Amazon continues to roll out cloud computing offerings at a blistering rate. Today, they just announced a toolkit for Eclipse, the open source IDE. I’ve been playing around a bit with S3, their storage service, and EC2, their virtual server offering (although I wish that they would offer SLES in addition to OpenSUSE.) They also have a database and a content distribution network. Not bad for a bookstore.
I recently talked to a friend about building out their data center and my immediate response was, “Why on earth would you want to build a data center?” Of course, there are still good reasons but there are fewer and fewer of them each day.
One of the advantages of rolling your own physical data center is that you get to establish relationships with lovely vendors, like Novell. You set up support agreements and we charge you for them; if something breaks, we’ll be on the phone or in person helping you fix it. There’s different levels of this kind of break/fix support: we can put teams of engineers full-time at your data centers around the world, or we can give you a part-time person that you share with a half-dozen other customers. That way, they know what’s going on in your specific environment and you have a person you rely on rather than some phone bank; sharing the resource, obviously, is cheaper. There’s also off-site (remote) options with access to a named engineer who’s only available by phone, or direct access to specialists (L2 or backline in the jargon). And so on down the list to regular 24×7 phone support; it’s a full menu.
I think Novell has very, very good support. But what does Amazon’s support look like?
They offer Premium Support in addition to forums, FAQs, and a dashboard. There are two levels of premium support Gold gives you 24×7 phone support, so it’s really the only option for serious enterprise-class customers. (Silver gives you 12×5 access to their trouble-ticketing system.) But Gold really only gives you what is termed in the industry “Level 1” support; the frontline help desk personnel who are charged with answering the majority of (sometimes inane) questions. If they determine that you’ve got a real problem that is beyond their abilities, you get ‘escalated’ to Level 2, a level populated by real nerds with specialized skills in particular technologies. Level 1 does the triage, handles the first aid, and sends hard cases to specialists. (Level 3, then, does bug fixes to the code to solve problems that aren’t resolved in L1/L2. There is no Level 4, and sometimes the L1/L2/L3 distinctions get blurry; our L2 teams, for example, often write code that designated “L3” teams review and approve.)
So Amazon’s support at the moment is limited to what I would consider the most basic break/fix offering, even at their Gold level. At $4,800/yr. (and up) with no annual contract, though, it’s cheap by enterprise standards, and is available for all of their software services.

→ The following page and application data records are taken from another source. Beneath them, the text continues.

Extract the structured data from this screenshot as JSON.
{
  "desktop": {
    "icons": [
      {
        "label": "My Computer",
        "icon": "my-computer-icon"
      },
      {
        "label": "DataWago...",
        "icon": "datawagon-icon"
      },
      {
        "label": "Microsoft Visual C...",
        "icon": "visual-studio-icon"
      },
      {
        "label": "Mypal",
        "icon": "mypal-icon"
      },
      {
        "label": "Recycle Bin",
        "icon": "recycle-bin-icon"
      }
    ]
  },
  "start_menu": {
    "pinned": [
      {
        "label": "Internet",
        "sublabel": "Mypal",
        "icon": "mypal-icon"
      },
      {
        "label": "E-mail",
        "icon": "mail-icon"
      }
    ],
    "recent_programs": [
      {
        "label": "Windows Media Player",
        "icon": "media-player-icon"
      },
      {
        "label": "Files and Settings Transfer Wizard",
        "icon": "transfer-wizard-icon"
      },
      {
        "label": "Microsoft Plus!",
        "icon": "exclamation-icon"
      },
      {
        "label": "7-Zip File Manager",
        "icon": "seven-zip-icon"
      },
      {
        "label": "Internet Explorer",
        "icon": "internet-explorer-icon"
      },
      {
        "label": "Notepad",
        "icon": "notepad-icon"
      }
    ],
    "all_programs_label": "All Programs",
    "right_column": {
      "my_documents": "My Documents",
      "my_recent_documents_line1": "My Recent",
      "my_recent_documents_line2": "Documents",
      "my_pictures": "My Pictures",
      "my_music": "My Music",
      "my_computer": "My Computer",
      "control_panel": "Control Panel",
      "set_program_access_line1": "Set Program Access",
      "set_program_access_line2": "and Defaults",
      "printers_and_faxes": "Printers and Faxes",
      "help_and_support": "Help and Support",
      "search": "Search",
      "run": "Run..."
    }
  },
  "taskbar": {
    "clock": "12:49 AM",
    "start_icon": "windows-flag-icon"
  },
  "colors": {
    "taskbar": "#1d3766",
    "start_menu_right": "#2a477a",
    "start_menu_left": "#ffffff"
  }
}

But in the world of software (and software as a service) support, there’s a distinction between response and resolution. The Amazon Gold support is a response-time service level. That is, they commit to responding to your request in a specified time. They do not commit to resolving that issue in a specified time. Their response time service levels are one hour for high severity service requests with Gold support; normal is one business day. (At least, I think that’s right — the terms are a bit unclear; I don’t understand the difference between what they call “high severity” and “urgent.”)